How many lines of the listing below contain "color"? State the number alone.

··· The data

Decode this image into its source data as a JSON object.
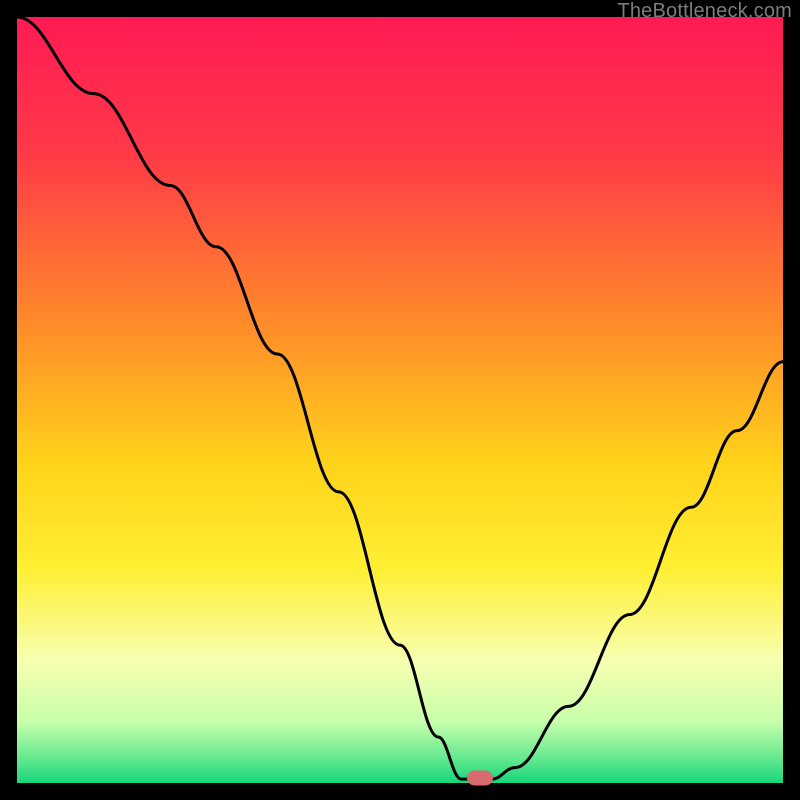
{
  "watermark": "TheBottleneck.com",
  "chart_data": {
    "type": "line",
    "title": "",
    "xlabel": "",
    "ylabel": "",
    "xlim": [
      0,
      100
    ],
    "ylim": [
      0,
      100
    ],
    "grid": false,
    "legend": false,
    "gradient_stops": [
      {
        "pos": 0,
        "color": "#ff1a54"
      },
      {
        "pos": 18,
        "color": "#ff3a47"
      },
      {
        "pos": 40,
        "color": "#ff8b2a"
      },
      {
        "pos": 58,
        "color": "#ffd21a"
      },
      {
        "pos": 72,
        "color": "#ffef33"
      },
      {
        "pos": 84,
        "color": "#f8ffb0"
      },
      {
        "pos": 92,
        "color": "#c7ffab"
      },
      {
        "pos": 97,
        "color": "#5fe88e"
      },
      {
        "pos": 100,
        "color": "#16d67a"
      }
    ],
    "series": [
      {
        "name": "bottleneck-curve",
        "color": "#000000",
        "width": 3,
        "points": [
          {
            "x": 0,
            "y": 100
          },
          {
            "x": 10,
            "y": 90
          },
          {
            "x": 20,
            "y": 78
          },
          {
            "x": 26,
            "y": 70
          },
          {
            "x": 34,
            "y": 56
          },
          {
            "x": 42,
            "y": 38
          },
          {
            "x": 50,
            "y": 18
          },
          {
            "x": 55,
            "y": 6
          },
          {
            "x": 58,
            "y": 0.5
          },
          {
            "x": 62,
            "y": 0.5
          },
          {
            "x": 65,
            "y": 2
          },
          {
            "x": 72,
            "y": 10
          },
          {
            "x": 80,
            "y": 22
          },
          {
            "x": 88,
            "y": 36
          },
          {
            "x": 94,
            "y": 46
          },
          {
            "x": 100,
            "y": 55
          }
        ]
      }
    ],
    "marker": {
      "x": 60.5,
      "y": 0.7,
      "color": "#d86b70"
    }
  }
}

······

**Answer section**
11